Newly-elected Liberal Democratic Party (LDP) boss Taro Aso is virtually certain to become Japan's next prime minister succeeding outgoing Yasuo Fukuda, as his party controls the lower house of the parliament.
Taro Aso, newly elected president of Japan's ruling Liberal democratic Party (LDP), attends a news conference after his election in Tokyo, capital of Japan, September 22, 2008. Taro Aso was elected LDP's party chief on Monday. [Ren Zhenglai/Xinhua]
But what remains uncertain is how will the outspoken Aso steer the government out of political and economic predicaments.
Japan's economy is hurt by high prices of energy and raw materials and a global economic recession led by the United States. Aso has indicated that he will put priority to spur the economy within three years through a proactive fiscal policy.
To achieve the bold target, he said he would be "flexible" about balancing the budget in 2011 and revealed enthusiasm about increasing government spending.
He said he will stick to the promise the earlier government has made to increase the government's funding on pension. He aimed at doubling the consumption tax, which now is set at a flat five percent, to cover the rising welfare costs in one the world's most aging societies.
But raising the consumption tax is a politically sensitive move and he recently said he would not heighten the tax until the economy improves.
However, Aso is yet to roll out a concrete plan on how to bail out the Japanese economy amid a world economic slowdown and how to deal with the embarrassment of a relatively insufficient young work force, who pay most of the tax.
The opposition Democratic Party of Japan (DPJ), which won a majority in the upper house in July last year, is demanding the election for the lower house, which has the final say, be held immediately.
Japanese constitution allows the prime minister to call the election any time before next September.
But calling such elections could be risky for the LDP, who have governed Japan for more than half a century but are losing public trust over the scandal of pension funds and discontent over many other issues.
The LDP now take up two thirds of the seats in the lower chamber and can have the prime minister's decisions forcibly approved in the house, even if they are blocked in the upper house.
Local press said the key point in the next lower house election is which party, the LDP or the DPJ, will become the largest force in the 480-member lower house.
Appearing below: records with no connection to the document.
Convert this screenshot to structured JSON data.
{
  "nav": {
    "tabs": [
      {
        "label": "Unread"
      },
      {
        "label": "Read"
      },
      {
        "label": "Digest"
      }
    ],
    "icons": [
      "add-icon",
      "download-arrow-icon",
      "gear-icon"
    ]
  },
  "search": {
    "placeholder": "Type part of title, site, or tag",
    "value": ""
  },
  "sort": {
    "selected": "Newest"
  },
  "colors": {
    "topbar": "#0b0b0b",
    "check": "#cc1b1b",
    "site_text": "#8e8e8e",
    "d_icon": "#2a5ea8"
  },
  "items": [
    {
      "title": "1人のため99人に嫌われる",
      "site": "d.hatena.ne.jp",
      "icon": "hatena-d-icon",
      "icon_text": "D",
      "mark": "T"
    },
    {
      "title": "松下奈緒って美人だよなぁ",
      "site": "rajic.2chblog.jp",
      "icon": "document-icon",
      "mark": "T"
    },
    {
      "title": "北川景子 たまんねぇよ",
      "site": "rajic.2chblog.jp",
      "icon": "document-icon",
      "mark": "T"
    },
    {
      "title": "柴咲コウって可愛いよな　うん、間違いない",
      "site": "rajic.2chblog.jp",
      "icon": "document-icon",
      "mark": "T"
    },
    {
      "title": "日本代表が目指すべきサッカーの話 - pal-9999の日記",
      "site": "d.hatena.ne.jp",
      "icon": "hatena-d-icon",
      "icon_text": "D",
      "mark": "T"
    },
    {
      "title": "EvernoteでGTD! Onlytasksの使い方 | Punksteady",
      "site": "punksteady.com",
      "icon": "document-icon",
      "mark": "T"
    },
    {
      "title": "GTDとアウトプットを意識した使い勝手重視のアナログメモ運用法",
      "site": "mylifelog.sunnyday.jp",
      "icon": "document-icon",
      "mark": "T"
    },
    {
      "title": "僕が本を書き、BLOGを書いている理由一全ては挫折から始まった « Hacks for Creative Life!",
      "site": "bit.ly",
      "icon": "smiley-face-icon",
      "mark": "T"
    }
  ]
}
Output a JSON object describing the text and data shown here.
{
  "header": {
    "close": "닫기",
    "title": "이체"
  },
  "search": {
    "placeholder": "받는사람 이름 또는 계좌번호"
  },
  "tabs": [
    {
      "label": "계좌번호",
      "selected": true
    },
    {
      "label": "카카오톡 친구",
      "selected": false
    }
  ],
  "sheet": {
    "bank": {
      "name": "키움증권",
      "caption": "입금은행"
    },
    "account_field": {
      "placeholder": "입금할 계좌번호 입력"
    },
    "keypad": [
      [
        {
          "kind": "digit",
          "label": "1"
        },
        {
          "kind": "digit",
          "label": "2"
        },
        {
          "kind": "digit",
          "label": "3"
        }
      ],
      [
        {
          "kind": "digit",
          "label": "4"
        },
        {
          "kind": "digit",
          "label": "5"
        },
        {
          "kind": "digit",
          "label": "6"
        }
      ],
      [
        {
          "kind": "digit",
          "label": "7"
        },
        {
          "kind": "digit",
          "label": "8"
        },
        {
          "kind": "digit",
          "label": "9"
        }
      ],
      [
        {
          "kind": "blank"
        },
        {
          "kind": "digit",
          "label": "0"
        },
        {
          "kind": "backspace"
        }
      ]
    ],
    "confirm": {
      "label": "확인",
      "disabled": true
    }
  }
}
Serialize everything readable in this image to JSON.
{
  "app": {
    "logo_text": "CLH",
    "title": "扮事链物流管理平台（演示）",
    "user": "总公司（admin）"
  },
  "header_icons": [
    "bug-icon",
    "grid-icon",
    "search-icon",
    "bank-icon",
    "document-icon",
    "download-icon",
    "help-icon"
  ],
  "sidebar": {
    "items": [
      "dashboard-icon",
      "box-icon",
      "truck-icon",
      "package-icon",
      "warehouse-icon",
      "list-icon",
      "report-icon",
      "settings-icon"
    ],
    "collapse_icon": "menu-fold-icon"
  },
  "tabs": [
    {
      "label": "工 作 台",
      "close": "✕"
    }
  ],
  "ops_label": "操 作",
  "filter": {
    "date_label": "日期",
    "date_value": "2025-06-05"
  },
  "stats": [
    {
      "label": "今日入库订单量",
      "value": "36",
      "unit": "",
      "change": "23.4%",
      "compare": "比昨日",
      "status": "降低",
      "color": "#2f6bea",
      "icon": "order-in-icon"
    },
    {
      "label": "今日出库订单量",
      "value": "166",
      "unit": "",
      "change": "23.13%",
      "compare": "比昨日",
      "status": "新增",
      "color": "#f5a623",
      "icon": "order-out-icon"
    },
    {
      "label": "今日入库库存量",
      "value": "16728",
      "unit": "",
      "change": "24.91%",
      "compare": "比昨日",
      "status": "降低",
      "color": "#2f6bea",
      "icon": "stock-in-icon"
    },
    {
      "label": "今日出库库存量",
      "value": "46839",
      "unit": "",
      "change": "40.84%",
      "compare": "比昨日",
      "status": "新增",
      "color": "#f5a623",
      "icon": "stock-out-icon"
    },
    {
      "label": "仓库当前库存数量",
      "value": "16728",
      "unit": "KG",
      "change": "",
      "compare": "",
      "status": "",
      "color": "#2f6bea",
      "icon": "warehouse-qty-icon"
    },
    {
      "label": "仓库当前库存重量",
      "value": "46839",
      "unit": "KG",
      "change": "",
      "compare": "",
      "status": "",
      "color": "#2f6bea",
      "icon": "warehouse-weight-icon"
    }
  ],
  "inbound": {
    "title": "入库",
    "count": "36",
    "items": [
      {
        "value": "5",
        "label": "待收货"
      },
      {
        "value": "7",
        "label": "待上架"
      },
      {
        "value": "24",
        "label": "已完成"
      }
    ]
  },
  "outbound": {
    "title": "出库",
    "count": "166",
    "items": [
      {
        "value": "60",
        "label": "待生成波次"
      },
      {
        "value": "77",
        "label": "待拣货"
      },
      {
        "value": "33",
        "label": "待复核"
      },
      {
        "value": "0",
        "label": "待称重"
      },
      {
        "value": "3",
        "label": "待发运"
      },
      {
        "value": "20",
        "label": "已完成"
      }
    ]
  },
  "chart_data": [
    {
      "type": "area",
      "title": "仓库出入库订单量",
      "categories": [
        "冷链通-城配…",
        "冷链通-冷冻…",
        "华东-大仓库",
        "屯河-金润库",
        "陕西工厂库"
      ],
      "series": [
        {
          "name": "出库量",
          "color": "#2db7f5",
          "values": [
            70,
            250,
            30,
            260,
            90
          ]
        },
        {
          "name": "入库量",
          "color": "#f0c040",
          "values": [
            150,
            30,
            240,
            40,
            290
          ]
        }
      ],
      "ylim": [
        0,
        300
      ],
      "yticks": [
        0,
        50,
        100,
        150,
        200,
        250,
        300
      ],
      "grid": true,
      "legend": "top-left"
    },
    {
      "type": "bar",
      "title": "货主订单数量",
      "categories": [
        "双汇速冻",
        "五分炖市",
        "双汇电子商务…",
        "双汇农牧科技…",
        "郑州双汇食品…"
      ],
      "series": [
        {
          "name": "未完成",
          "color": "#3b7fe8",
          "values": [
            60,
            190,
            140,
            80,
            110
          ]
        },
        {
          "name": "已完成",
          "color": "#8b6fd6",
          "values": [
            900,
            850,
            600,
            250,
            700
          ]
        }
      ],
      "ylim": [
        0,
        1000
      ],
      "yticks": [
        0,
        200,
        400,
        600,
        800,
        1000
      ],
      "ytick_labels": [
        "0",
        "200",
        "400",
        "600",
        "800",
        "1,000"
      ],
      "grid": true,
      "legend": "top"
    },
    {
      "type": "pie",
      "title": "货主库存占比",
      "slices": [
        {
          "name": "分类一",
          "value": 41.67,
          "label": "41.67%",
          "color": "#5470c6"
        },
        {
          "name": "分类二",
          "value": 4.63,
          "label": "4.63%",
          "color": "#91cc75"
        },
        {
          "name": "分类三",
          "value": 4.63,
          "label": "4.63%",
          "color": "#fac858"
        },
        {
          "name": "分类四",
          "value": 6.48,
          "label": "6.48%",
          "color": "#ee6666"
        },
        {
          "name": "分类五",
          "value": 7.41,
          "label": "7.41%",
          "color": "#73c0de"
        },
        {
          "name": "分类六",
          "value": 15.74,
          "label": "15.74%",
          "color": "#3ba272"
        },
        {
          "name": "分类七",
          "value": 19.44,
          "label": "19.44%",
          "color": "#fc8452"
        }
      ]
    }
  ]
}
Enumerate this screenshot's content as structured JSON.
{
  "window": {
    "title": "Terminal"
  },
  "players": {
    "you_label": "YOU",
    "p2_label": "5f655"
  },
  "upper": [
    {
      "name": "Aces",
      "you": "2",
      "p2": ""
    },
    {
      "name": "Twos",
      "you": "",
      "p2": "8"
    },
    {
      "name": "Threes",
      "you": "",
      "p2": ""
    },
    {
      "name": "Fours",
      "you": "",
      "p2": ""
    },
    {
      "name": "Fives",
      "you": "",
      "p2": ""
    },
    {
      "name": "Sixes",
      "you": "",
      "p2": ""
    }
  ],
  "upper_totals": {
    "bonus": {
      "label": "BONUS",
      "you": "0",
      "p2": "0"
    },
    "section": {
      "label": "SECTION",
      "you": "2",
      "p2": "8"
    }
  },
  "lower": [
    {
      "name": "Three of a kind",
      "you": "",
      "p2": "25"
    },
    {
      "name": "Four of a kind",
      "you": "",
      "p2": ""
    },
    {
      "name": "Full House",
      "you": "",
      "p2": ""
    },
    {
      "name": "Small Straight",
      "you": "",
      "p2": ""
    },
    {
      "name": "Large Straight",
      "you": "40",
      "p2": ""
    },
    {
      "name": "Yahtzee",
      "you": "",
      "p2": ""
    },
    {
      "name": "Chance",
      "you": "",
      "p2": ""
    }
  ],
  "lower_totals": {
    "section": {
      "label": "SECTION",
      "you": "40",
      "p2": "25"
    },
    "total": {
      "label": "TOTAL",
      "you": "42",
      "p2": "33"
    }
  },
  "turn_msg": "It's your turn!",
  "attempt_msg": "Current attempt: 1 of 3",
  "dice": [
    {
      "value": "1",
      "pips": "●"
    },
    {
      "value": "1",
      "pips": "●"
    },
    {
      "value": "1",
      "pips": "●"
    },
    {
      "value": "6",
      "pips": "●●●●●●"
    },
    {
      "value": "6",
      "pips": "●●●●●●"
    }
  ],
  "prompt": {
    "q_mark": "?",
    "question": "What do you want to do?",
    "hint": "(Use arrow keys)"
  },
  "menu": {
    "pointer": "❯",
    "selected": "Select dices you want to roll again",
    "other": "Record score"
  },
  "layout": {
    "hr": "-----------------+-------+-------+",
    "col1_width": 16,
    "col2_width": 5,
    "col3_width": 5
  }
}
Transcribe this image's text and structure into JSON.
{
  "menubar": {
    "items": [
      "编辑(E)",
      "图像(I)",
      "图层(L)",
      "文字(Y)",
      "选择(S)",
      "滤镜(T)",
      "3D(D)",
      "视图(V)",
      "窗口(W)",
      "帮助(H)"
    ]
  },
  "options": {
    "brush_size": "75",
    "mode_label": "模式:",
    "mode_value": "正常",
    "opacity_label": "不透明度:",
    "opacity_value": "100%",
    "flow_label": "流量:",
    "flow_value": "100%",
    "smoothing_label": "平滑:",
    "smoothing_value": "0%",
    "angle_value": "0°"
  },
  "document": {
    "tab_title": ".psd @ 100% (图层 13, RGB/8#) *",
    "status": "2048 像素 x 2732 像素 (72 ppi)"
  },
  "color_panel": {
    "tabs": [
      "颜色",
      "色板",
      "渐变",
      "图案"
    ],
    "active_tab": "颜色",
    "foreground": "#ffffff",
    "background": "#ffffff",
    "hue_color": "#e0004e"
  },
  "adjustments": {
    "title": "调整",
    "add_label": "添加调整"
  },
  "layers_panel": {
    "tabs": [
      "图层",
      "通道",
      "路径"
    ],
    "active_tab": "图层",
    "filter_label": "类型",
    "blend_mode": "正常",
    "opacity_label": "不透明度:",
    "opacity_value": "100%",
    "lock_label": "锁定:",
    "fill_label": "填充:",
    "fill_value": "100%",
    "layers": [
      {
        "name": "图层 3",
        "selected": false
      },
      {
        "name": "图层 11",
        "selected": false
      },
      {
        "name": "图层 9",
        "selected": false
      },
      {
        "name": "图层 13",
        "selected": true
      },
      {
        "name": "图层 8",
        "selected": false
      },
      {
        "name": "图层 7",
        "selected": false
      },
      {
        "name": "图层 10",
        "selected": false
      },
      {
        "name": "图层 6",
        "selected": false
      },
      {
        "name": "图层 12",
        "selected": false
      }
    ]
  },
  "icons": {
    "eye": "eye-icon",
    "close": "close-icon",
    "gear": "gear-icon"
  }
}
The LDP and New Komeito aim to grab at least 241 seats to maintain the coalition's majority.
Aso's party faces a life-or-death situation in the election as it will reveal the people's hearts toward the party, the Yomiuri Shimbun's editorial read Tuesday.
Speculation is growing that Aso may dissolve the lower house as early as October 26 to call a general election, as he now garnered a 59 percent support in a recent Yomiuri Shimbun opinion survey. The launch of a new Cabinet usually boosts support rates and would benefit the LDP-New Komeito ruling bloc if an election is held immediately.
Aso is known for his blunt comments on domestic and foreign policies. He had said visiting the Yasukuni Shrine is a domestic issue and must not create diplomatic tension with China and South Korea. But he refused to say whether he would visit the shrine or not.
In his most recent publication, "An Extraordinary Japan", he says China's development as a major economic power is "favorable" and bilateral relations must overcome the past with a focus on "reconciliation and cooperation".
A former foreign minister, Aso is likely to remain objective and in tune with public opinion. Foremost, he had to prioritize domestic issues over foreign policies, according to a report by the Congressional Research Service.
(Xinhua News Agency September 23, 2008)